• ACTION ITEM: When a line of the entries contains the word "icon", report that line.

____ INFORMATION GIVEN

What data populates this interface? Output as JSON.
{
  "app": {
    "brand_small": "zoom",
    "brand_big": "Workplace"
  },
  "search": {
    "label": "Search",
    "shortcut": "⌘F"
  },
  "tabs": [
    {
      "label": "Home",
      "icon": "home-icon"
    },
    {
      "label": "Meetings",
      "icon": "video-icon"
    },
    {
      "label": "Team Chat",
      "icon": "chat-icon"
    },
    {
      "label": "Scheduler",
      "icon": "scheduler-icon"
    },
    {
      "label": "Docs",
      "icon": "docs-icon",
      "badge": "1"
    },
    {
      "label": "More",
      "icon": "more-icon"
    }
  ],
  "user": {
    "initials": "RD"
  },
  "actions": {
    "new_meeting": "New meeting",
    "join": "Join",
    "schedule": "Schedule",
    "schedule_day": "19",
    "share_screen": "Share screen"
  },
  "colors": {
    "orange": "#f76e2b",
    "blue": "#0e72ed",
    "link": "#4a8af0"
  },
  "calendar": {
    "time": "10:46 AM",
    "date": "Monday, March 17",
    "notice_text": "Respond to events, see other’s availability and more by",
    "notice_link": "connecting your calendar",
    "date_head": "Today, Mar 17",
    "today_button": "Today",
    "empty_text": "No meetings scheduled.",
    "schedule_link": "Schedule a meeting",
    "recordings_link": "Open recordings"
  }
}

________

• OUTPUT OF THE TASK:
      "icon": "home-icon"
      "icon": "video-icon"
      "icon": "chat-icon"
      "icon": "scheduler-icon"
      "icon": "docs-icon",
      "icon": "more-icon"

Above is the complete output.